- _What is required_
Reproduce the records below exactly as they are written.

- _Supplied material_
--- START ---
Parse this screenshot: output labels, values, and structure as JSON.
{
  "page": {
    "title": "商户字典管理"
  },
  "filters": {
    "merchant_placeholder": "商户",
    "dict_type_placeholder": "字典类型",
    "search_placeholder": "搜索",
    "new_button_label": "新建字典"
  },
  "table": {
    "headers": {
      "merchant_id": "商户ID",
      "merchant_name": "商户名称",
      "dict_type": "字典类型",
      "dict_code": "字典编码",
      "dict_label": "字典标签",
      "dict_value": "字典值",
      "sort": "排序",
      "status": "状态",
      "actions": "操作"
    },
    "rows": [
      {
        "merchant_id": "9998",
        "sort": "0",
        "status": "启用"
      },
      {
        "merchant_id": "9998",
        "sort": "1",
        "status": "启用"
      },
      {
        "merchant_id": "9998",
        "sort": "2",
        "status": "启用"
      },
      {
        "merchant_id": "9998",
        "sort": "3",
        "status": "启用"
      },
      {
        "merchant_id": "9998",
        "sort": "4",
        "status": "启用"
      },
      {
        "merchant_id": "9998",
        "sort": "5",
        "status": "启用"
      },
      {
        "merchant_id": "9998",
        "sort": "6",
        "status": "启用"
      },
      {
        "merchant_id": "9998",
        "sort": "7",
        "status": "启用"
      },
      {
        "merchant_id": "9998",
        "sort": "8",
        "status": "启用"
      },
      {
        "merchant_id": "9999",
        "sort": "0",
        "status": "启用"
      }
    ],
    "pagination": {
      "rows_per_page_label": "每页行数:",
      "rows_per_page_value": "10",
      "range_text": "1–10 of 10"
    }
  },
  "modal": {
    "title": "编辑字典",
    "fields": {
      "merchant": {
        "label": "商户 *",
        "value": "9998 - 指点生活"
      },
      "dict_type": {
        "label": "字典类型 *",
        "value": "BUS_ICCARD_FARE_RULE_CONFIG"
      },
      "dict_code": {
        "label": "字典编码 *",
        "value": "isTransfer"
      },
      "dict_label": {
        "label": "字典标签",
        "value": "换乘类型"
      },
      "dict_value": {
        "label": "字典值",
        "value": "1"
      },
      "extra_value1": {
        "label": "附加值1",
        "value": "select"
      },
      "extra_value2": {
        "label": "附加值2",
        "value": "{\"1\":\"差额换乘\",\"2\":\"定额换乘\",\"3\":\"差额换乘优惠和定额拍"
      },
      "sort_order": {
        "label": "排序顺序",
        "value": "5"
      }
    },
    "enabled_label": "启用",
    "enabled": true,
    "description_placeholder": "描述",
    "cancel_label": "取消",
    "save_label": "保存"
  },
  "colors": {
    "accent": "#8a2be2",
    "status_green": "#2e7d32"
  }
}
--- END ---
- _Your solution_
Parse this screenshot: output labels, values, and structure as JSON.
{
  "page": {
    "title": "商户字典管理"
  },
  "filters": {
    "merchant_placeholder": "商户",
    "dict_type_placeholder": "字典类型",
    "search_placeholder": "搜索",
    "new_button_label": "新建字典"
  },
  "table": {
    "headers": {
      "merchant_id": "商户ID",
      "merchant_name": "商户名称",
      "dict_type": "字典类型",
      "dict_code": "字典编码",
      "dict_label": "字典标签",
      "dict_value": "字典值",
      "sort": "排序",
      "status": "状态",
      "actions": "操作"
    },
    "rows": [
      {
        "merchant_id": "9998",
        "sort": "0",
        "status": "启用"
      },
      {
        "merchant_id": "9998",
        "sort": "1",
        "status": "启用"
      },
      {
        "merchant_id": "9998",
        "sort": "2",
        "status": "启用"
      },
      {
        "merchant_id": "9998",
        "sort": "3",
        "status": "启用"
      },
      {
        "merchant_id": "9998",
        "sort": "4",
        "status": "启用"
      },
      {
        "merchant_id": "9998",
        "sort": "5",
        "status": "启用"
      },
      {
        "merchant_id": "9998",
        "sort": "6",
        "status": "启用"
      },
      {
        "merchant_id": "9998",
        "sort": "7",
        "status": "启用"
      },
      {
        "merchant_id": "9998",
        "sort": "8",
        "status": "启用"
      },
      {
        "merchant_id": "9999",
        "sort": "0",
        "status": "启用"
      }
    ],
    "pagination": {
      "rows_per_page_label": "每页行数:",
      "rows_per_page_value": "10",
      "range_text": "1–10 of 10"
    }
  },
  "modal": {
    "title": "编辑字典",
    "fields": {
      "merchant": {
        "label": "商户 *",
        "value": "9998 - 指点生活"
      },
      "dict_type": {
        "label": "字典类型 *",
        "value": "BUS_ICCARD_FARE_RULE_CONFIG"
      },
      "dict_code": {
        "label": "字典编码 *",
        "value": "isTransfer"
      },
      "dict_label": {
        "label": "字典标签",
        "value": "换乘类型"
      },
      "dict_value": {
        "label": "字典值",
        "value": "1"
      },
      "extra_value1": {
        "label": "附加值1",
        "value": "select"
      },
      "extra_value2": {
        "label": "附加值2",
        "value": "{\"1\":\"差额换乘\",\"2\":\"定额换乘\",\"3\":\"差额换乘优惠和定额拍"
      },
      "sort_order": {
        "label": "排序顺序",
        "value": "5"
      }
    },
    "enabled_label": "启用",
    "enabled": true,
    "description_placeholder": "描述",
    "cancel_label": "取消",
    "save_label": "保存"
  },
  "colors": {
    "accent": "#8a2be2",
    "status_green": "#2e7d32"
  }
}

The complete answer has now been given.